For example, say Amazon hires someone at $100,000 to program computers at HQ2. Normally that employee would pay $4,950 to the state for things like road repaving, policing, education, and so forth. With the current tax rate of 4.95 percent, the hipster essentially pays up to $4,950 to his boss at Amazon.

I think there should be a legislative hearing to examine why this isn’t a form of wage theft in which the state forces an employee to kick back a portion of his salary as a condition of his job.

As with the private school tax credits Rauner forced the Democrats to swallow this summer, EDGE tax credits are a great way to cripple government by taking money from programs intended for the common good and turning it over for private consumption.

Proposed Chicago sites for Amazon's HQ2 as included in the official bid
Proposed Chicago sites for Amazon’s HQ2 as included in the official bidCredit: City of Chicago

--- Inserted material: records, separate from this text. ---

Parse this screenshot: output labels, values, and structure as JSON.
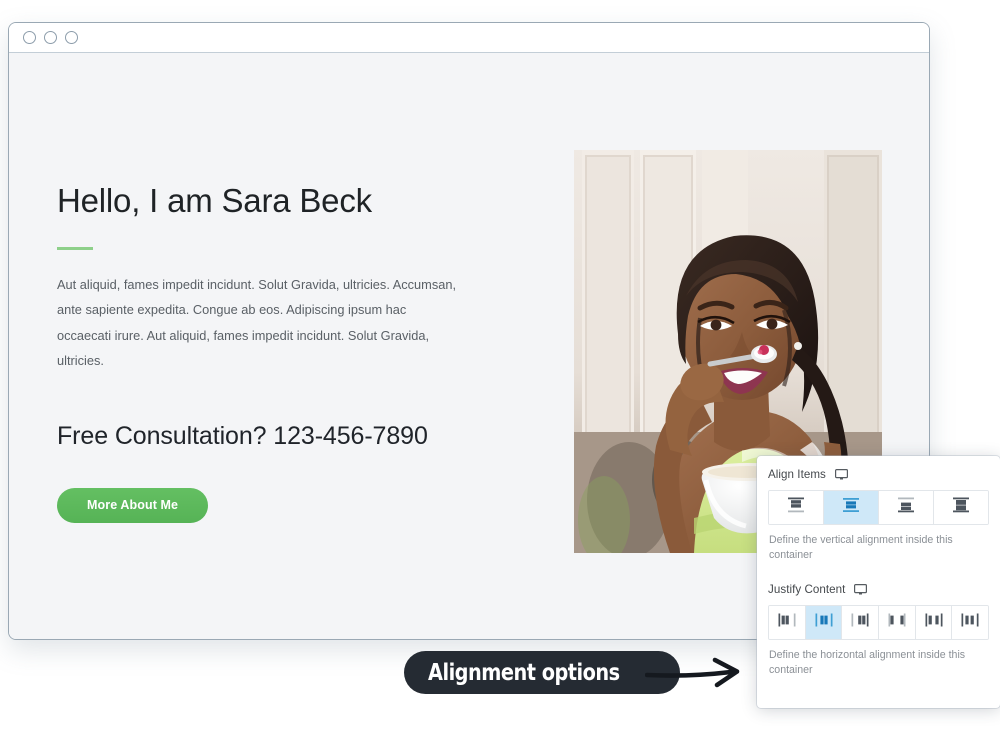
{
  "browser": {
    "window_dots": [
      "dot-red",
      "dot-yellow",
      "dot-green"
    ]
  },
  "hero": {
    "title": "Hello, I am Sara Beck",
    "body": "Aut aliquid, fames impedit incidunt. Solut Gravida, ultricies. Accumsan, ante sapiente expedita. Congue ab eos. Adipiscing ipsum hac occaecati irure. Aut aliquid, fames impedit incidunt. Solut Gravida, ultricies.",
    "subheading": "Free Consultation? 123-456-7890",
    "button_label": "More About Me",
    "accent_color": "#8ed08a",
    "button_color": "#5cb85c",
    "photo_alt": "woman holding a bowl of yogurt with berries on a spoon"
  },
  "panel": {
    "align_items": {
      "label": "Align Items",
      "device_icon": "monitor-icon",
      "help": "Define the vertical alignment inside this container",
      "selected_index": 1,
      "options": [
        {
          "name": "align-flex-start",
          "icon": "align-start-icon"
        },
        {
          "name": "align-center",
          "icon": "align-center-icon"
        },
        {
          "name": "align-flex-end",
          "icon": "align-end-icon"
        },
        {
          "name": "align-stretch",
          "icon": "align-stretch-icon"
        }
      ]
    },
    "justify_content": {
      "label": "Justify Content",
      "device_icon": "monitor-icon",
      "help": "Define the horizontal alignment inside this container",
      "selected_index": 1,
      "options": [
        {
          "name": "justify-flex-start",
          "icon": "justify-start-icon"
        },
        {
          "name": "justify-center",
          "icon": "justify-center-icon"
        },
        {
          "name": "justify-flex-end",
          "icon": "justify-end-icon"
        },
        {
          "name": "justify-space-between",
          "icon": "justify-space-between-icon"
        },
        {
          "name": "justify-space-around",
          "icon": "justify-space-around-icon"
        },
        {
          "name": "justify-space-evenly",
          "icon": "justify-space-evenly-icon"
        }
      ]
    },
    "highlight_color": "#cfe8f8"
  },
  "callout": {
    "text": "Alignment options",
    "background": "#252b33",
    "arrow_icon": "arrow-right-icon"
  }
}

In addition, Rahm and Rauner have offered Amazon a property tax break of at least $60 million. Bezos hasn’t even selected a site and he’s already getting a break in Amazon’s taxes. (Usually he’d have to hire Madigan’s or Cullerton’s law firm before he was able to cut such a deal.) And we’re not talking about bargain-basement land next to a toxic waste dump. In the city and state’s bid, Rahm and Rauner have given Bezos his choice of ten sites: eight high-priced properties in and around the Loop and two in the suburbs.

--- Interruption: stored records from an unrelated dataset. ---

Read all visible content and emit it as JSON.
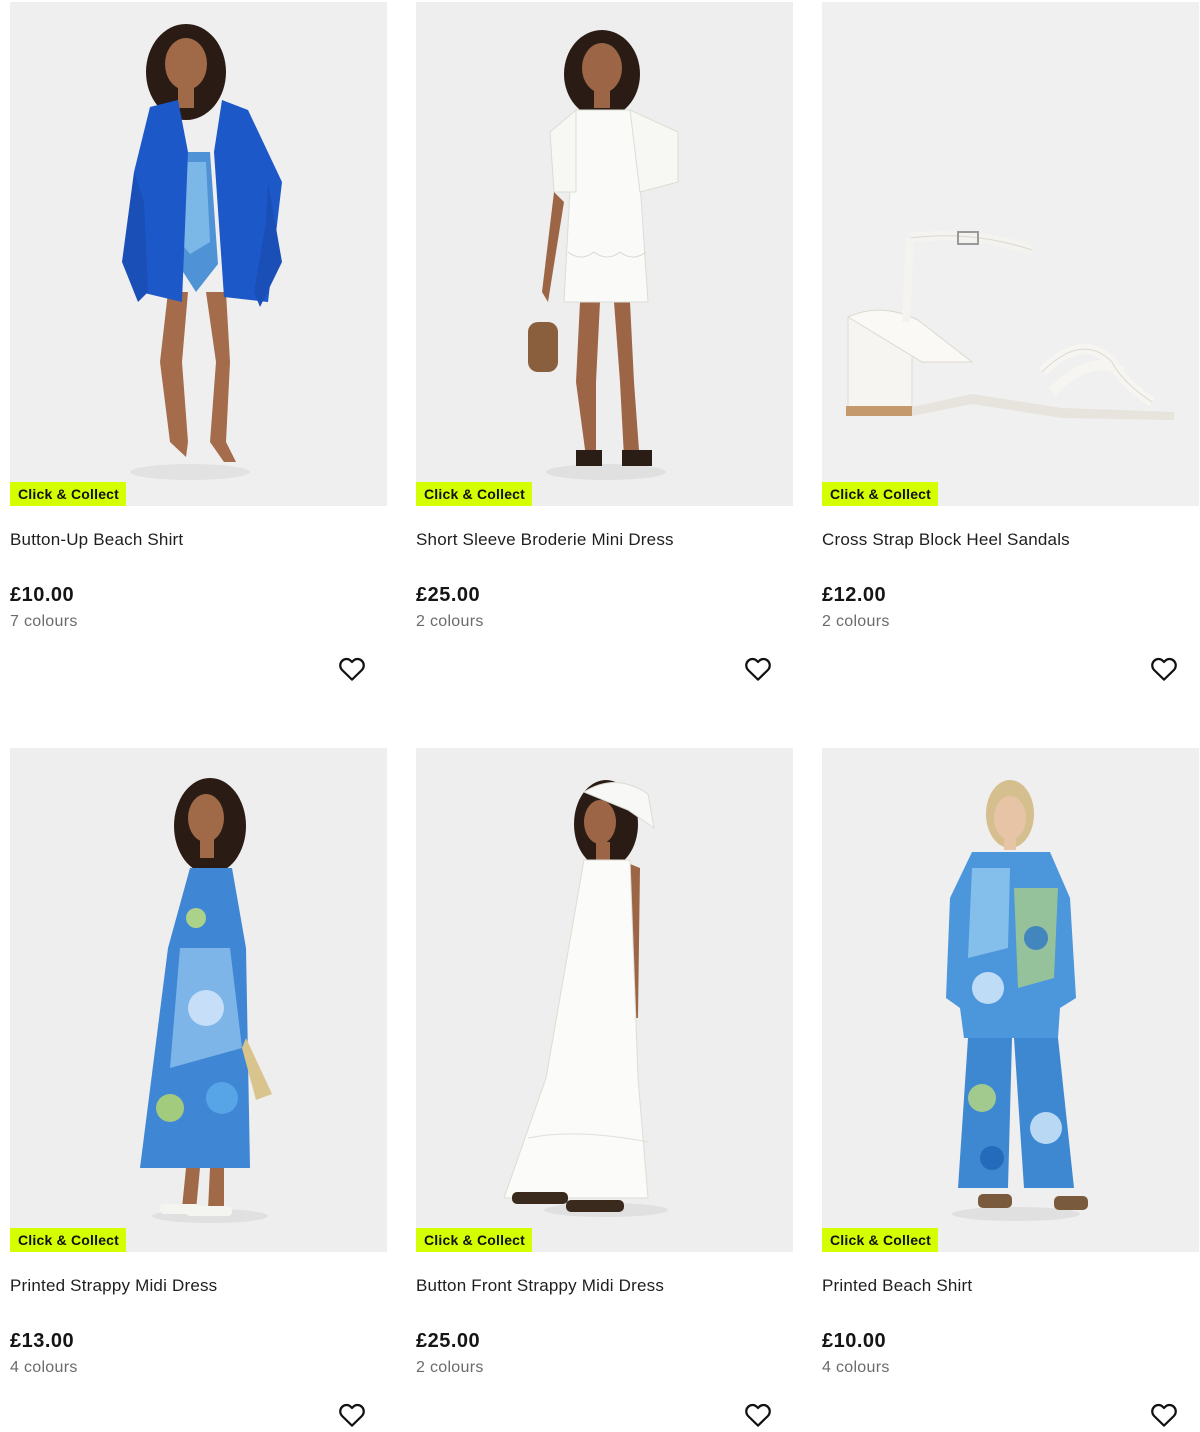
{
  "badge_color": "#d4ff00",
  "heart_icon": "heart-outline-icon",
  "products": [
    {
      "title": "Button-Up Beach Shirt",
      "price": "£10.00",
      "colours": "7 colours",
      "badge": "Click & Collect",
      "image": "model-blue-beach-shirt"
    },
    {
      "title": "Short Sleeve Broderie Mini Dress",
      "price": "£25.00",
      "colours": "2 colours",
      "badge": "Click & Collect",
      "image": "model-white-mini-dress"
    },
    {
      "title": "Cross Strap Block Heel Sandals",
      "price": "£12.00",
      "colours": "2 colours",
      "badge": "Click & Collect",
      "image": "white-block-heel-sandal"
    },
    {
      "title": "Printed Strappy Midi Dress",
      "price": "£13.00",
      "colours": "4 colours",
      "badge": "Click & Collect",
      "image": "model-printed-midi-dress"
    },
    {
      "title": "Button Front Strappy Midi Dress",
      "price": "£25.00",
      "colours": "2 colours",
      "badge": "Click & Collect",
      "image": "model-white-maxi-dress"
    },
    {
      "title": "Printed Beach Shirt",
      "price": "£10.00",
      "colours": "4 colours",
      "badge": "Click & Collect",
      "image": "model-printed-shirt-trousers"
    }
  ]
}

Of course, a property tax break for Bezos means a property tax hike for the rest of us schmoes as the government tries to compensate for money it’s not getting from some of its most valuable properties downtown. This is regressive taxation as the tax burden shifts from the wealthy to everyone else. Ordinary citizens will pay more so Bezos pays less.

What a cop-out by my fellow Democrats. All year long they’ve been telling us we need more progressivity to wipe out the inequities in education between the Chicagos and Winnetkas of the world. Then in one fell swoop they caved on their principles—just as they caved on the school distribution bill. They say one thing and, under pressure, do something else. And you wonder why working-class voters in swing states like Wisconsin and Michigan fell for Donald Trump’s bullshit? It can be hard to trust anything a mainstream Democrat says.

By the way, Rahm and Rauner still haven’t told us who’ll pay to buy this land on which Amazon will settle. I’m pretty sure Bezos will demand that he not pay for it, and I don’t think the current owners will give it away. Unless, of course, Amazon decides to settle on the old Michael Reese Hospital site, which is owned by the city. In which case, Rahm would be like, “Take our land, please!”

My guess is the acquisition costs will come out of TIF funds, as they generally do in such deals.

Amazon required that applicants “provide a timetable for incentive approvals at the state/province and local levels, including any legislative approvals that may be required.” And so, to soothe the company’s worries that our City Council or state legislature might summon up the gumption to torpedo the deal, Rahm, Rauner, Madigan, et al added this assurance in their letter: “Please know that we are prepared to undertake legislative action as a condition to your selection and look forward to better understanding your timing needs in that regard.”

Translation: We’ll twist their arms into submission!

Once again, our leaders seemed determined to take the city’s wealth and throw it away. Mayor Richard M. Daley tried the same thing with his pitch for the 2016 Summer Olympics. I can only hope that, as with the Olympics bid, Chicago gets bounced in the first round.   v